INPUT RECORDS:
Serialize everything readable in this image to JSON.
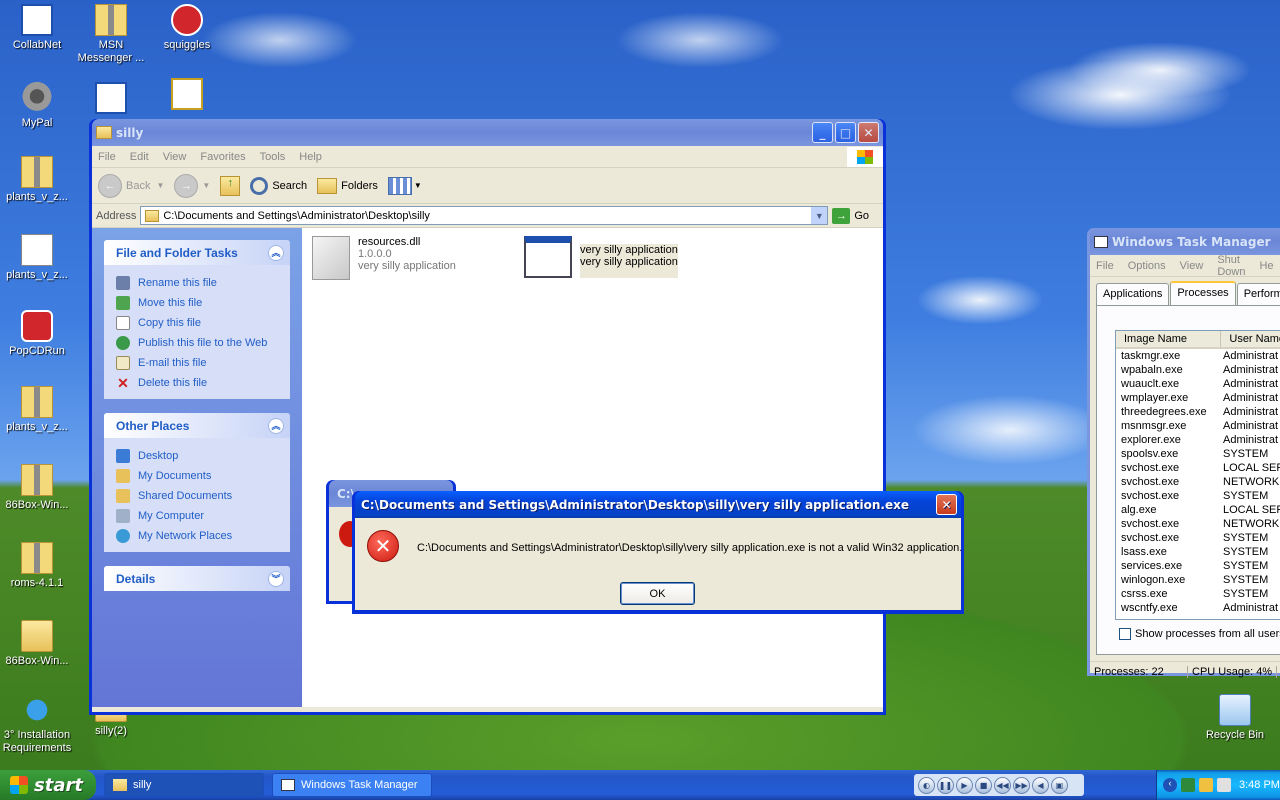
{
  "desktop": {
    "icons": [
      {
        "label": "CollabNet"
      },
      {
        "label": "MSN Messenger ..."
      },
      {
        "label": "squiggles"
      },
      {
        "label": "MyPal"
      },
      {
        "label": "plants_v_z..."
      },
      {
        "label": "plants_v_z..."
      },
      {
        "label": "PopCDRun"
      },
      {
        "label": "plants_v_z..."
      },
      {
        "label": "86Box-Win..."
      },
      {
        "label": "roms-4.1.1"
      },
      {
        "label": "86Box-Win..."
      },
      {
        "label": "3° Installation Requirements"
      },
      {
        "label": "silly(2)"
      },
      {
        "label": "Recycle Bin"
      }
    ]
  },
  "explorer": {
    "title": "silly",
    "menu": [
      "File",
      "Edit",
      "View",
      "Favorites",
      "Tools",
      "Help"
    ],
    "toolbar": {
      "back": "Back",
      "search": "Search",
      "folders": "Folders"
    },
    "address_label": "Address",
    "address_value": "C:\\Documents and Settings\\Administrator\\Desktop\\silly",
    "go_label": "Go",
    "file_tasks": {
      "title": "File and Folder Tasks",
      "items": [
        "Rename this file",
        "Move this file",
        "Copy this file",
        "Publish this file to the Web",
        "E-mail this file",
        "Delete this file"
      ]
    },
    "other_places": {
      "title": "Other Places",
      "items": [
        "Desktop",
        "My Documents",
        "Shared Documents",
        "My Computer",
        "My Network Places"
      ]
    },
    "details": {
      "title": "Details"
    },
    "files": [
      {
        "name": "resources.dll",
        "line2": "1.0.0.0",
        "line3": "very silly application"
      },
      {
        "name": "very silly application",
        "line2": "very silly application"
      }
    ]
  },
  "back_dialog": {
    "title": "C:\\"
  },
  "dialog": {
    "title": "C:\\Documents and Settings\\Administrator\\Desktop\\silly\\very silly application.exe",
    "message": "C:\\Documents and Settings\\Administrator\\Desktop\\silly\\very silly application.exe is not a valid Win32 application.",
    "ok_label": "OK"
  },
  "taskmanager": {
    "title": "Windows Task Manager",
    "menu": [
      "File",
      "Options",
      "View",
      "Shut Down",
      "He"
    ],
    "tabs": [
      "Applications",
      "Processes",
      "Performan"
    ],
    "columns": [
      "Image Name",
      "User Name"
    ],
    "processes": [
      {
        "name": "taskmgr.exe",
        "user": "Administrat"
      },
      {
        "name": "wpabaln.exe",
        "user": "Administrat"
      },
      {
        "name": "wuauclt.exe",
        "user": "Administrat"
      },
      {
        "name": "wmplayer.exe",
        "user": "Administrat"
      },
      {
        "name": "threedegrees.exe",
        "user": "Administrat"
      },
      {
        "name": "msnmsgr.exe",
        "user": "Administrat"
      },
      {
        "name": "explorer.exe",
        "user": "Administrat"
      },
      {
        "name": "spoolsv.exe",
        "user": "SYSTEM"
      },
      {
        "name": "svchost.exe",
        "user": "LOCAL SER"
      },
      {
        "name": "svchost.exe",
        "user": "NETWORK"
      },
      {
        "name": "svchost.exe",
        "user": "SYSTEM"
      },
      {
        "name": "alg.exe",
        "user": "LOCAL SER"
      },
      {
        "name": "svchost.exe",
        "user": "NETWORK"
      },
      {
        "name": "svchost.exe",
        "user": "SYSTEM"
      },
      {
        "name": "lsass.exe",
        "user": "SYSTEM"
      },
      {
        "name": "services.exe",
        "user": "SYSTEM"
      },
      {
        "name": "winlogon.exe",
        "user": "SYSTEM"
      },
      {
        "name": "csrss.exe",
        "user": "SYSTEM"
      },
      {
        "name": "wscntfy.exe",
        "user": "Administrat"
      }
    ],
    "show_all": "Show processes from all users",
    "status_processes": "Processes: 22",
    "status_cpu": "CPU Usage: 4%"
  },
  "taskbar": {
    "start": "start",
    "items": [
      {
        "label": "silly"
      },
      {
        "label": "Windows Task Manager"
      }
    ],
    "clock": "3:48 PM"
  }
}
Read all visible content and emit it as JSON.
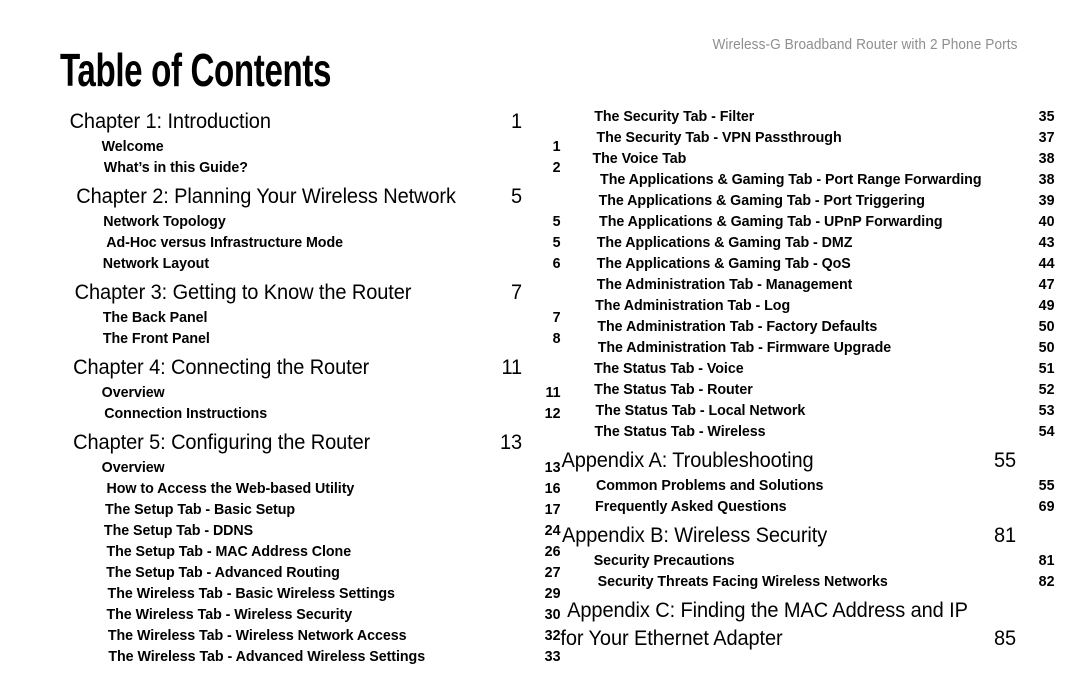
{
  "header": {
    "running_head": "Wireless-G Broadband Router with 2 Phone Ports"
  },
  "title": "Table of Contents",
  "columns": {
    "left": [
      {
        "level": "chapter",
        "label": "Chapter 1: Introduction",
        "page": "1"
      },
      {
        "level": "sub",
        "label": "Welcome",
        "page": "1"
      },
      {
        "level": "sub",
        "label": "What’s in this Guide?",
        "page": "2"
      },
      {
        "level": "chapter",
        "label": "Chapter 2: Planning Your Wireless Network",
        "page": "5"
      },
      {
        "level": "sub",
        "label": "Network Topology",
        "page": "5"
      },
      {
        "level": "sub",
        "label": "Ad-Hoc versus Infrastructure Mode",
        "page": "5"
      },
      {
        "level": "sub",
        "label": "Network Layout",
        "page": "6"
      },
      {
        "level": "chapter",
        "label": "Chapter 3: Getting to Know the Router",
        "page": "7"
      },
      {
        "level": "sub",
        "label": "The Back Panel",
        "page": "7"
      },
      {
        "level": "sub",
        "label": "The Front Panel",
        "page": "8"
      },
      {
        "level": "chapter",
        "label": "Chapter 4: Connecting the Router",
        "page": "11"
      },
      {
        "level": "sub",
        "label": "Overview",
        "page": "11"
      },
      {
        "level": "sub",
        "label": "Connection Instructions",
        "page": "12"
      },
      {
        "level": "chapter",
        "label": "Chapter 5: Configuring the Router",
        "page": "13"
      },
      {
        "level": "sub",
        "label": "Overview",
        "page": "13"
      },
      {
        "level": "sub",
        "label": "How to Access the Web-based Utility",
        "page": "16"
      },
      {
        "level": "sub",
        "label": "The Setup Tab - Basic Setup",
        "page": "17"
      },
      {
        "level": "sub",
        "label": "The Setup Tab - DDNS",
        "page": "24"
      },
      {
        "level": "sub",
        "label": "The Setup Tab - MAC Address Clone",
        "page": "26"
      },
      {
        "level": "sub",
        "label": "The Setup Tab - Advanced Routing",
        "page": "27"
      },
      {
        "level": "sub",
        "label": "The Wireless Tab - Basic Wireless Settings",
        "page": "29"
      },
      {
        "level": "sub",
        "label": "The Wireless Tab - Wireless Security",
        "page": "30"
      },
      {
        "level": "sub",
        "label": "The Wireless Tab - Wireless Network Access",
        "page": "32"
      },
      {
        "level": "sub",
        "label": "The Wireless Tab - Advanced Wireless Settings",
        "page": "33"
      }
    ],
    "right": [
      {
        "level": "sub",
        "label": "The Security Tab - Filter",
        "page": "35"
      },
      {
        "level": "sub",
        "label": "The Security Tab - VPN Passthrough",
        "page": "37"
      },
      {
        "level": "sub",
        "label": "The Voice Tab",
        "page": "38"
      },
      {
        "level": "sub",
        "label": "The Applications & Gaming Tab - Port Range Forwarding",
        "page": "38"
      },
      {
        "level": "sub",
        "label": "The Applications & Gaming Tab - Port Triggering",
        "page": "39"
      },
      {
        "level": "sub",
        "label": "The Applications & Gaming Tab - UPnP Forwarding",
        "page": "40"
      },
      {
        "level": "sub",
        "label": "The Applications & Gaming Tab - DMZ",
        "page": "43"
      },
      {
        "level": "sub",
        "label": "The Applications & Gaming Tab - QoS",
        "page": "44"
      },
      {
        "level": "sub",
        "label": "The Administration Tab - Management",
        "page": "47"
      },
      {
        "level": "sub",
        "label": "The Administration Tab - Log",
        "page": "49"
      },
      {
        "level": "sub",
        "label": "The Administration Tab - Factory Defaults",
        "page": "50"
      },
      {
        "level": "sub",
        "label": "The Administration Tab - Firmware Upgrade",
        "page": "50"
      },
      {
        "level": "sub",
        "label": "The Status Tab - Voice",
        "page": "51"
      },
      {
        "level": "sub",
        "label": "The Status Tab - Router",
        "page": "52"
      },
      {
        "level": "sub",
        "label": "The Status Tab - Local Network",
        "page": "53"
      },
      {
        "level": "sub",
        "label": "The Status Tab - Wireless",
        "page": "54"
      },
      {
        "level": "chapter",
        "label": "Appendix A: Troubleshooting",
        "page": "55"
      },
      {
        "level": "sub",
        "label": "Common Problems and Solutions",
        "page": "55"
      },
      {
        "level": "sub",
        "label": "Frequently Asked Questions",
        "page": "69"
      },
      {
        "level": "chapter",
        "label": "Appendix B: Wireless Security",
        "page": "81"
      },
      {
        "level": "sub",
        "label": "Security Precautions",
        "page": "81"
      },
      {
        "level": "sub",
        "label": "Security Threats Facing Wireless Networks",
        "page": "82"
      },
      {
        "level": "chapter",
        "label": "Appendix C: Finding the MAC Address and IP Address",
        "page": ""
      },
      {
        "level": "chapter",
        "continuation": true,
        "label": "for Your Ethernet Adapter",
        "page": "85"
      }
    ]
  }
}
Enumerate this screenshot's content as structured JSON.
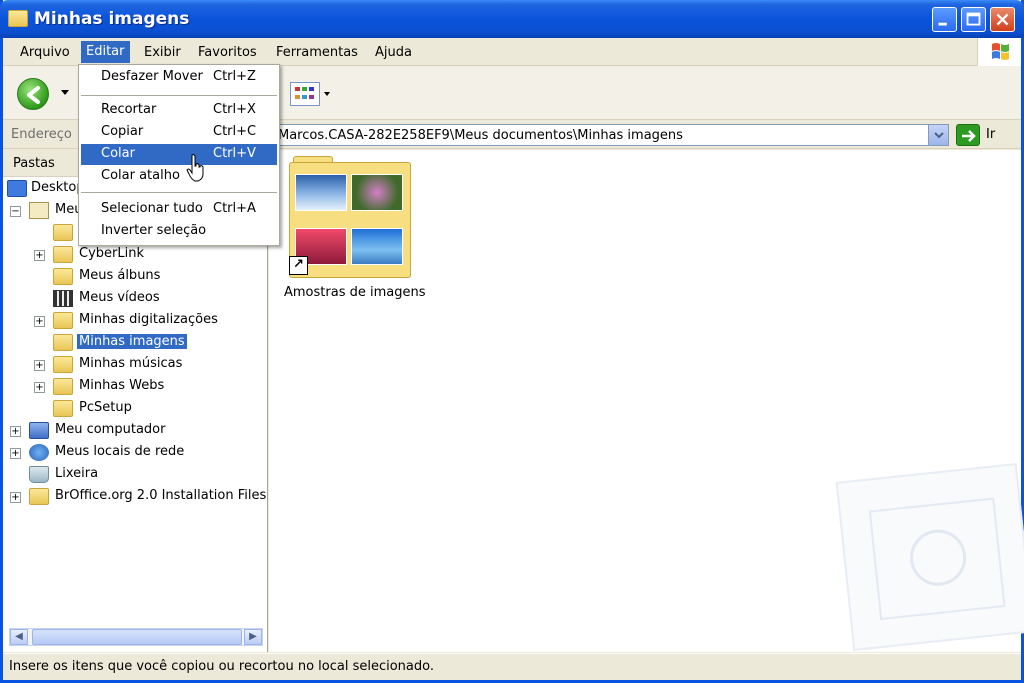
{
  "window": {
    "title": "Minhas imagens"
  },
  "menubar": {
    "items": [
      "Arquivo",
      "Editar",
      "Exibir",
      "Favoritos",
      "Ferramentas",
      "Ajuda"
    ],
    "active": "Editar"
  },
  "edit_menu": {
    "items": [
      {
        "label": "Desfazer Mover",
        "shortcut": "Ctrl+Z"
      },
      {
        "label": "Recortar",
        "shortcut": "Ctrl+X"
      },
      {
        "label": "Copiar",
        "shortcut": "Ctrl+C"
      },
      {
        "label": "Colar",
        "shortcut": "Ctrl+V"
      },
      {
        "label": "Colar atalho",
        "shortcut": ""
      },
      {
        "label": "Selecionar tudo",
        "shortcut": "Ctrl+A"
      },
      {
        "label": "Inverter seleção",
        "shortcut": ""
      }
    ],
    "highlighted": "Colar"
  },
  "address": {
    "label": "Endereço",
    "value": "Marcos.CASA-282E258EF9\\Meus documentos\\Minhas imagens",
    "go_label": "Ir"
  },
  "folders_pane": {
    "title": "Pastas",
    "items": [
      {
        "label": "Desktop"
      },
      {
        "label": "Meus documentos"
      },
      {
        "label": ""
      },
      {
        "label": "CyberLink"
      },
      {
        "label": "Meus álbuns"
      },
      {
        "label": "Meus vídeos"
      },
      {
        "label": "Minhas digitalizações"
      },
      {
        "label": "Minhas imagens"
      },
      {
        "label": "Minhas músicas"
      },
      {
        "label": "Minhas Webs"
      },
      {
        "label": "PcSetup"
      },
      {
        "label": "Meu computador"
      },
      {
        "label": "Meus locais de rede"
      },
      {
        "label": "Lixeira"
      },
      {
        "label": "BrOffice.org 2.0 Installation Files"
      }
    ],
    "selected": "Minhas imagens"
  },
  "content": {
    "items": [
      {
        "label": "Amostras de imagens"
      }
    ]
  },
  "status": {
    "text": "Insere os itens que você copiou ou recortou no local selecionado."
  },
  "colors": {
    "selection": "#316AC5",
    "titlebar": "#0A54DB",
    "window_bg": "#ECE9D8"
  }
}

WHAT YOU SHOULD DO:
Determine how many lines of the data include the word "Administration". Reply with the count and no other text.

ANSWER SECTION:
4